[Start of Attachment]

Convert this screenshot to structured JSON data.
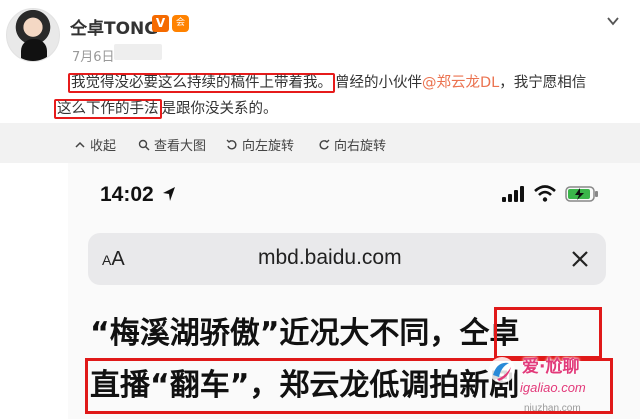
{
  "post": {
    "username": "仝卓TONG",
    "vip_badge": "V",
    "member_badge": "会",
    "date": "7月6日",
    "text_hl1": "我觉得没必要这么持续的稿件上带着我。",
    "text_mid": "曾经的小伙伴",
    "mention": "@郑云龙DL",
    "text_after_mention": "，我宁愿相信",
    "text_hl2": "这么下作的手法",
    "text_end": "是跟你没关系的。"
  },
  "actions": {
    "collapse": "收起",
    "view_large": "查看大图",
    "rotate_left": "向左旋转",
    "rotate_right": "向右旋转"
  },
  "screenshot": {
    "time": "14:02",
    "aa_small": "A",
    "aa_large": "A",
    "url": "mbd.baidu.com",
    "headline_1": "“梅溪湖骄傲”近况大不同，仝卓",
    "headline_2": "直播“翻车”，郑云龙低调拍新剧"
  },
  "watermark": {
    "name": "爱·尬聊",
    "domain": "igaliao.com",
    "sub": "niuzhan.com"
  },
  "colors": {
    "highlight_box": "#e61b1b",
    "mention": "#eb7350",
    "action_bar_bg": "#f2f2f2",
    "vip_orange": "#f56a00"
  }
}
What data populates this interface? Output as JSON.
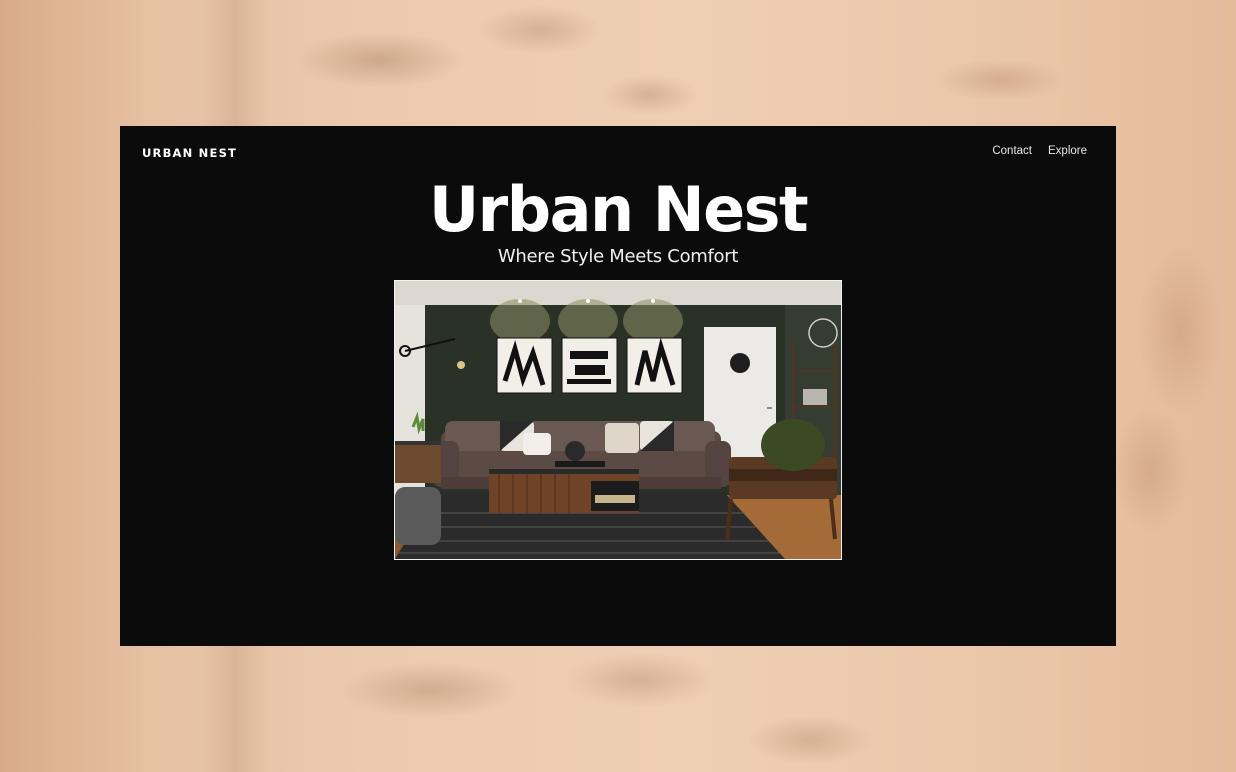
{
  "site": {
    "logo": "URBAN NEST",
    "nav": [
      {
        "label": "Contact"
      },
      {
        "label": "Explore"
      }
    ],
    "hero": {
      "title": "Urban Nest",
      "subtitle": "Where Style Meets Comfort",
      "image_icon": "living-room-photo"
    }
  },
  "colors": {
    "background_wall": "#e9c6a6",
    "site_background": "#0b0b0b",
    "text": "#ffffff",
    "accent_wall": "#2c3328"
  }
}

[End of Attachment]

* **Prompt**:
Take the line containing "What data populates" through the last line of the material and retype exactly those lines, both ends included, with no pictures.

* **Task solution**:
What data populates this interface? Output as JSON.
{
  "site": {
    "logo": "URBAN NEST",
    "nav": [
      {
        "label": "Contact"
      },
      {
        "label": "Explore"
      }
    ],
    "hero": {
      "title": "Urban Nest",
      "subtitle": "Where Style Meets Comfort",
      "image_icon": "living-room-photo"
    }
  },
  "colors": {
    "background_wall": "#e9c6a6",
    "site_background": "#0b0b0b",
    "text": "#ffffff",
    "accent_wall": "#2c3328"
  }
}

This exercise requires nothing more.